EXERCISE GOAL: Every line of the data is to be reproduced exactly.

━━━ EXERCISE INPUTS

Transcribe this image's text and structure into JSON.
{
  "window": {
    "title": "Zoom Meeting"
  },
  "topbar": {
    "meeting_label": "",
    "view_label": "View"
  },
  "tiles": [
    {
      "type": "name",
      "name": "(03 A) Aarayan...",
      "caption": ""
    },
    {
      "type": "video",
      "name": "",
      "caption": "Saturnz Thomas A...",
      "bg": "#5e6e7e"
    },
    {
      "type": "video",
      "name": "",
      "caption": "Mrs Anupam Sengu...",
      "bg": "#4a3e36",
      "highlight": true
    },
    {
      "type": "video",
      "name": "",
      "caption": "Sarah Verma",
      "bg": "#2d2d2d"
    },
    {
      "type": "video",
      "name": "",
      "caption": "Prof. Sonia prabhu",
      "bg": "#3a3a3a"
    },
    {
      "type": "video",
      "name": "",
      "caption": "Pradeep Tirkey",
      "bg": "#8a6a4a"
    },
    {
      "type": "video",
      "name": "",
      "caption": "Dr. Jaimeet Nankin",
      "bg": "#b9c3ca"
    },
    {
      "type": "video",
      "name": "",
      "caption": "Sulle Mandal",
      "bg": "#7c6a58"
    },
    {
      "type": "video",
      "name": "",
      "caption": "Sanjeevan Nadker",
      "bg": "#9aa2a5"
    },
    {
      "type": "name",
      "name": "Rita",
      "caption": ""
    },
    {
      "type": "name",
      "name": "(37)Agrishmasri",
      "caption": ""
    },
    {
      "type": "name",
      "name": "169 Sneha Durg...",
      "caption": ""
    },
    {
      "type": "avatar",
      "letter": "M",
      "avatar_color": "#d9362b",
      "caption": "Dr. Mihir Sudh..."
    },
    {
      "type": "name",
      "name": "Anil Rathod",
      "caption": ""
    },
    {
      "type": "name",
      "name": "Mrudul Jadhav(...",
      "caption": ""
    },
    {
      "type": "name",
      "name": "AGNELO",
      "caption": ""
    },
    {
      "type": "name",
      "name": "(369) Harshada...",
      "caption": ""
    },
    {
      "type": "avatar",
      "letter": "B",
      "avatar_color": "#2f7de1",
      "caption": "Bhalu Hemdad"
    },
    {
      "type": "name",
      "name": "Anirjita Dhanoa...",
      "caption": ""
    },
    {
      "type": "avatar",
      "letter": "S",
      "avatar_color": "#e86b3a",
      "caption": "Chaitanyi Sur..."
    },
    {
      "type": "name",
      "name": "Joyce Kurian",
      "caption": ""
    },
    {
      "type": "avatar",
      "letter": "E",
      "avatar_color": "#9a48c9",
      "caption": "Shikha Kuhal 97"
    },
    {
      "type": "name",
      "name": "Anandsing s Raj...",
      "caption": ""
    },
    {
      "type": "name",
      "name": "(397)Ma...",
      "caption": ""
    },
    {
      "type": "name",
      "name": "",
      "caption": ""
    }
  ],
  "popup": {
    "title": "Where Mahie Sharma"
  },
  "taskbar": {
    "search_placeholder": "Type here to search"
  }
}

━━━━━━

ANSWER SECTION:
Transcribe this image's text and structure into JSON.
{
  "window": {
    "title": "Zoom Meeting"
  },
  "topbar": {
    "meeting_label": "",
    "view_label": "View"
  },
  "tiles": [
    {
      "type": "name",
      "name": "(03 A) Aarayan...",
      "caption": ""
    },
    {
      "type": "video",
      "name": "",
      "caption": "Saturnz Thomas A...",
      "bg": "#5e6e7e"
    },
    {
      "type": "video",
      "name": "",
      "caption": "Mrs Anupam Sengu...",
      "bg": "#4a3e36",
      "highlight": true
    },
    {
      "type": "video",
      "name": "",
      "caption": "Sarah Verma",
      "bg": "#2d2d2d"
    },
    {
      "type": "video",
      "name": "",
      "caption": "Prof. Sonia prabhu",
      "bg": "#3a3a3a"
    },
    {
      "type": "video",
      "name": "",
      "caption": "Pradeep Tirkey",
      "bg": "#8a6a4a"
    },
    {
      "type": "video",
      "name": "",
      "caption": "Dr. Jaimeet Nankin",
      "bg": "#b9c3ca"
    },
    {
      "type": "video",
      "name": "",
      "caption": "Sulle Mandal",
      "bg": "#7c6a58"
    },
    {
      "type": "video",
      "name": "",
      "caption": "Sanjeevan Nadker",
      "bg": "#9aa2a5"
    },
    {
      "type": "name",
      "name": "Rita",
      "caption": ""
    },
    {
      "type": "name",
      "name": "(37)Agrishmasri",
      "caption": ""
    },
    {
      "type": "name",
      "name": "169 Sneha Durg...",
      "caption": ""
    },
    {
      "type": "avatar",
      "letter": "M",
      "avatar_color": "#d9362b",
      "caption": "Dr. Mihir Sudh..."
    },
    {
      "type": "name",
      "name": "Anil Rathod",
      "caption": ""
    },
    {
      "type": "name",
      "name": "Mrudul Jadhav(...",
      "caption": ""
    },
    {
      "type": "name",
      "name": "AGNELO",
      "caption": ""
    },
    {
      "type": "name",
      "name": "(369) Harshada...",
      "caption": ""
    },
    {
      "type": "avatar",
      "letter": "B",
      "avatar_color": "#2f7de1",
      "caption": "Bhalu Hemdad"
    },
    {
      "type": "name",
      "name": "Anirjita Dhanoa...",
      "caption": ""
    },
    {
      "type": "avatar",
      "letter": "S",
      "avatar_color": "#e86b3a",
      "caption": "Chaitanyi Sur..."
    },
    {
      "type": "name",
      "name": "Joyce Kurian",
      "caption": ""
    },
    {
      "type": "avatar",
      "letter": "E",
      "avatar_color": "#9a48c9",
      "caption": "Shikha Kuhal 97"
    },
    {
      "type": "name",
      "name": "Anandsing s Raj...",
      "caption": ""
    },
    {
      "type": "name",
      "name": "(397)Ma...",
      "caption": ""
    },
    {
      "type": "name",
      "name": "",
      "caption": ""
    }
  ],
  "popup": {
    "title": "Where Mahie Sharma"
  },
  "taskbar": {
    "search_placeholder": "Type here to search"
  }
}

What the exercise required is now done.